As will become apparent in forthcoming posts, this syndrome is very relevant when sifting through the research papers.  Acronyms are very popular in the literature of Applied Behavioural Analysis, neuroscience and psychiatry. Being a mixture of engineer/strategy consultant/PR consultant and aspiring entrepreneur I often struggle with spelling, let alone remembering what all the acronyms mean.  In this case, I will make an exception.  I will term it Autistic Stress Syndrome (ASS) and define it as when a sufferer loses all, or part of, their rational objectivity and becomes obsessive, close minded and  perhaps judgemental themselves.  A professional suffering from the syndrome will be lovingly termed “a smart ass”.  There are of course very many well intentioned smart asses and indeed some of the most useful people you can know will be smart asses.
This blog is all about science.  To be a good scientist you have to rational and objective.  To be a great scientist you also need to challenge accepted wisdom, realize that you do not (yet) know everything and sometimes you might just have got it wrong.
In the field of managing/teaching children with autism there are several schools of thought, some of which overlap.  Here is a short list:-
1.    Applied Behavioural Analysis (ABA) / Lovaas / Verbal Behaviour (VB)
2.    Floor time / Greenspan
3.    Hannen
4.    Occupational Therapy (OT)
5.    Picture Exchange Communication System (PECS)
6.    Speech  & language Therapy (SLT)
7.    Structure, Positive, Empathy, Low arousal, Links (SPELL)
8.    TEACCH
It is striking is that in many cases a professional specialized in one of these areas will not even want to discuss there being any merit whatsoever in the others.  As with religion, if you advocate a mix and match approach, rather than accept a one size fits all approach you will be consigned to purgatory or even hell.
When it comes to the field of Complementary and Alternative Medicine (CAM) the religious fervour grows even stronger and science goes completely out of the window.
 From my own biased experience of behavioural intereventions, here is what matters:-
·         Earliest possible start of intervention
·         Consistency 24/7 among care givers / therapists
·        Superhuman effort to provide near constant, stimulating, one-to-one contact during waking   hours for as a many years as it takes

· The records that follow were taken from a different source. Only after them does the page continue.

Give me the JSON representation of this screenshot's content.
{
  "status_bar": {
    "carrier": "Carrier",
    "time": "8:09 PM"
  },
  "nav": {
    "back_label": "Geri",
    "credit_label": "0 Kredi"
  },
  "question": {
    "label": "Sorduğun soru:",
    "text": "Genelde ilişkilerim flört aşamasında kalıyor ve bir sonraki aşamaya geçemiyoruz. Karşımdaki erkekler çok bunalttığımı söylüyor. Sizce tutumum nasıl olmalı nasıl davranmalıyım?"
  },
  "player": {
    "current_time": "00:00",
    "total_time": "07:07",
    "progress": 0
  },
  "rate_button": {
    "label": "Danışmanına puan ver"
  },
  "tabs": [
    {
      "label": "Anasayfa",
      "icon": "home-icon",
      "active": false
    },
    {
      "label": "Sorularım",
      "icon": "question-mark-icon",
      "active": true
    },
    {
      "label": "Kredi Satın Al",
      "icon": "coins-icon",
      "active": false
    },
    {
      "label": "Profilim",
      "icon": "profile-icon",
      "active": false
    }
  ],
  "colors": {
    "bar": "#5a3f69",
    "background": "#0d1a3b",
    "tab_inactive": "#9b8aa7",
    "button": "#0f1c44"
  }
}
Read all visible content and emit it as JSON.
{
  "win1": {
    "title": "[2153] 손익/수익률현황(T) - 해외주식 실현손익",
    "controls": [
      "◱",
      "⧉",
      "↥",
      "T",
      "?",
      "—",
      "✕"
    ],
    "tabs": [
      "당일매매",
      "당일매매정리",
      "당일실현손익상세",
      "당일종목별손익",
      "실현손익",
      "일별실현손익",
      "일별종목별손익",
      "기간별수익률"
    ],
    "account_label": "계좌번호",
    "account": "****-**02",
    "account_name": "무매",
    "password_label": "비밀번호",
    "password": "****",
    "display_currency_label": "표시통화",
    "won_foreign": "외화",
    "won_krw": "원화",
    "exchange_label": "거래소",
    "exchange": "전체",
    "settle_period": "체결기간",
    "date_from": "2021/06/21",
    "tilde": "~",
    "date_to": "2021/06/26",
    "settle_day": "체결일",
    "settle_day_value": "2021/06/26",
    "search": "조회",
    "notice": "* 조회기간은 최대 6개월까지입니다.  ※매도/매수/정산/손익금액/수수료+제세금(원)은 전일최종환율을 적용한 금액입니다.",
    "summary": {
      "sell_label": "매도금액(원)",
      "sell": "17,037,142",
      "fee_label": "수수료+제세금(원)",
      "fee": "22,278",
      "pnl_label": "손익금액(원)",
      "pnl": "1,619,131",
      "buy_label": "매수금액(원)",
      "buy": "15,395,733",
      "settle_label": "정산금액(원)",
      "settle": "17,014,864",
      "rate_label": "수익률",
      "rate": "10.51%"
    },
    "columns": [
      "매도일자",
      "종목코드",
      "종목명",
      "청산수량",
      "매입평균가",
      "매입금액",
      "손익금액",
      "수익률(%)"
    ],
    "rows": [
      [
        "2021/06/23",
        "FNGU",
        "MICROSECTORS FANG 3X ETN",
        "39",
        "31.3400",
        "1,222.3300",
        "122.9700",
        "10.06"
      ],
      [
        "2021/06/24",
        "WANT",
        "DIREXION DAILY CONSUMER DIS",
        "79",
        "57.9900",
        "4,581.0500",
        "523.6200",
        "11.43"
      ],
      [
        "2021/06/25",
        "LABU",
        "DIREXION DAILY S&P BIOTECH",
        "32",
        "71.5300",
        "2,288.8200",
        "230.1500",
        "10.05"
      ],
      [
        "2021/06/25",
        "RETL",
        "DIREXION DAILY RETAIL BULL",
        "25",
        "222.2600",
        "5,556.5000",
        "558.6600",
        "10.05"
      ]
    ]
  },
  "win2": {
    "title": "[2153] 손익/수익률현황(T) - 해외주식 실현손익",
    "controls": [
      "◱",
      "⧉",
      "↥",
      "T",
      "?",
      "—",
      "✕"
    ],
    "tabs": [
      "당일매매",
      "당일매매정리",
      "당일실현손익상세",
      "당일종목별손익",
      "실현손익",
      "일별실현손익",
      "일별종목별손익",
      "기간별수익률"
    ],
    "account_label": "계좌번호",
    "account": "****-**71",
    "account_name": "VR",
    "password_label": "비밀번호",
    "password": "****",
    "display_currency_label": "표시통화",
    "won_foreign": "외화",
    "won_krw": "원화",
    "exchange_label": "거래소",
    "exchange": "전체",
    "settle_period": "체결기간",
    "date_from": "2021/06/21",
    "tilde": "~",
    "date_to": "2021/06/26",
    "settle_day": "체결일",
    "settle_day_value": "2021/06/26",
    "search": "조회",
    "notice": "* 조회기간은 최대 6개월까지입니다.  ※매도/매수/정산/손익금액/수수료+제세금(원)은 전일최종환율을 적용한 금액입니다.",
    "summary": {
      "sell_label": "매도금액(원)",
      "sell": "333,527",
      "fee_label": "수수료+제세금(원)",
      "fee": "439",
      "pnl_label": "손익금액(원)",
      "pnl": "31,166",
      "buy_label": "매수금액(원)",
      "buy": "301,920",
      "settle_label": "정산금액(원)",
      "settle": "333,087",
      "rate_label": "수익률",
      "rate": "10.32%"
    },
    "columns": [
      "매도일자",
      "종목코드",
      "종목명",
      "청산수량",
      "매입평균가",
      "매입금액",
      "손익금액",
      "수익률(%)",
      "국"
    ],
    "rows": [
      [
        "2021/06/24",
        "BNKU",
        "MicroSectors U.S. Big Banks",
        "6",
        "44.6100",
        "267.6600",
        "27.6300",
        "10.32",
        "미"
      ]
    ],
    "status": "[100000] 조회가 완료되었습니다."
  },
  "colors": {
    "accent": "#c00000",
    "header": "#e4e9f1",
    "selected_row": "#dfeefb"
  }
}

I looked into all methods and found that the choice of ABA/ VB was a no brainer.  VB is just an approach within ABA that prioritizes speech.  PECS is a communication system for non-verbal kids, that is based on the principals of ABA.   Before the child is verbal, Hannen and Floor time are very useful approaches to encourage interaction. SPELL and TEACCH have lots of good methods highlighting the need to have structure, employ visual cues etc.  If the speech therapist (SLT) can teach you and your non-verbal child PECS that would be great.  Motor skills and play skills are a key part of an ABA/VB programme; they are also part of Occupational Therapy.  The OT therapist is probably using ABA without even knowing it.